Indeed, the history of American economic innovation policy in the previous century reveals a slew of policy entrepreneurship approaches that crossed political boundaries. Conservatives in the interwar period, for example, may have distrusted governmental market interventions, but they nonetheless supported “associationalist” methods by which the government served as a coordinating body for private industries to exchange information, set industry-wide standards, and establish trade associations. Liberal New Dealers took up associationalist ideas too. The notion was tarred as a failure after the Supreme Court ruled the National Industrial Recovery Act, New Deal associationalism at its apex, unconstitutional in 1935. But as Michael Lind points out, associationalism in various guises continued onward for many years: industry code authorities were reworked into commissions, for instance. Indeed, according to Lind, the postwar boom economy was, in essence, an “associationalist economy” that encompassed ideas from Herbert Hoover as well as FDR, from progressives as well as conservatives.
Why not, for example, an associationalist act calling together the ruling Big Tech companies (Google, Amazon, Facebook, Apple) and the other, less successful manufacturing industries to determine what collaboration and coordination is possible? Sharing practices could enable the latter to innovate more at the former’s levels, to examine and perhaps overcome the seemingly structural impediments of the capitalists’ dilemma, such as the high hurdle rates that prevent investment. One can call a meeting without invoking the specter of a command economy.

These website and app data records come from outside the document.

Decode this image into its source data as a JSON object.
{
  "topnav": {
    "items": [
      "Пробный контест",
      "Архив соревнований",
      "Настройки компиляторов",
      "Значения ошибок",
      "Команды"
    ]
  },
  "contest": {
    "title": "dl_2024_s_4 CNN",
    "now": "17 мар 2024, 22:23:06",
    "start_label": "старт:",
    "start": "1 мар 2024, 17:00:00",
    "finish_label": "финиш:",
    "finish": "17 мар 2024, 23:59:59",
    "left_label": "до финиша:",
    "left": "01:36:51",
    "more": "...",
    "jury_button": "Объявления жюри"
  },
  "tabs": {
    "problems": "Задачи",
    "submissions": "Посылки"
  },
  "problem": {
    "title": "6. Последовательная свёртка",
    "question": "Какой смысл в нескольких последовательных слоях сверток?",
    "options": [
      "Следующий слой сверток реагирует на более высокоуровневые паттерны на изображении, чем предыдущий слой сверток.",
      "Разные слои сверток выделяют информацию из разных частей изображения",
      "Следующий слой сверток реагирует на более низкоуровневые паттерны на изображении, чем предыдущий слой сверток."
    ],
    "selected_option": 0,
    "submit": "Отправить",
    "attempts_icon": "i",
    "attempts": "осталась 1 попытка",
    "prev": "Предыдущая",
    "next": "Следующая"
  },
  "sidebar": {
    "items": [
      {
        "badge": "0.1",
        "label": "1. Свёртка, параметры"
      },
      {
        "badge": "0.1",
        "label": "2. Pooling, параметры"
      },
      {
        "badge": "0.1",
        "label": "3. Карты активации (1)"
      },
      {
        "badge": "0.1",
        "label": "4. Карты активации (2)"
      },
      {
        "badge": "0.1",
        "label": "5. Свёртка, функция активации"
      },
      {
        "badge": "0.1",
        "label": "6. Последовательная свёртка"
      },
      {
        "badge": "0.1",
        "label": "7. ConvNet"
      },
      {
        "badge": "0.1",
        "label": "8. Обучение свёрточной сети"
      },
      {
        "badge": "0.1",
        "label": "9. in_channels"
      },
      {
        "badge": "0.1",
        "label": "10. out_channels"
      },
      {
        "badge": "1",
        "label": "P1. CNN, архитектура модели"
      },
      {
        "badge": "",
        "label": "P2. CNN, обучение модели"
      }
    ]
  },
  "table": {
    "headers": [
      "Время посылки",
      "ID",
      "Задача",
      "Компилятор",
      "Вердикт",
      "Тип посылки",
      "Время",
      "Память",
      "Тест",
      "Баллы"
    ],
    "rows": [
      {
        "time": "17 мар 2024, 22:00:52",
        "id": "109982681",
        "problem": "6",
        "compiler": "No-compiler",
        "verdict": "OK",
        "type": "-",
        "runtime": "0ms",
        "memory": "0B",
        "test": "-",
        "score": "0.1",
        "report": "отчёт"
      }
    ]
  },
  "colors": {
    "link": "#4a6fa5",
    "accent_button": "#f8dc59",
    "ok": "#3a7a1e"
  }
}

It remains true that economics and national security policy largely exist in different worlds, but it need not be so. Geoeconomics needs to integrate fully into national security strategizing. We could conceivably have a strategy of denial that deliberately closes off particular strategic markets through a series of calibrated moves; we could have a “counter-strategy” strategy, that seeks—as Rubio’s Made In China 2025 report did—to decompose China’s strategies and to thereby exploit weaknesses in them; we could have a strategy that purposefully targets weaknesses in China’s system, such as a targeted information campaign that focuses on China’s rampant corruption and crony capitalism. We could, of course, have a combination of all these.
But this kind of strategic analysis is really grand strategy, fully integrated with the other instruments, to include military power, not just a bundle of policy choices about sanctions or about trade deals centered on international mechanisms such as the WTO. This is not realpolitik per se, but a recognition that geoeconomics is about statecraft and about state-driven interests, and not simply adherence to crude populist appeals on the one hand or idealistic free trade aspirations on the other.
This is a call, in the end, not to arms, but to economics; the end result doesn’t have to be armed conflict. Indeed, a Great Equation-like strategy actively seeks to avert that outcome. Eisenhower didn’t panic when Sputnik flew; he saw the long game and sought to harmonize national security with national prosperity while seeking, when possible, to avoid unnecessarily militarizing problems. We shouldn’t panic either, but we need to acknowledge that China has been largely playing a one-sided game for decades. In confronting that challenge, we could do worse than to take our cues from Ike.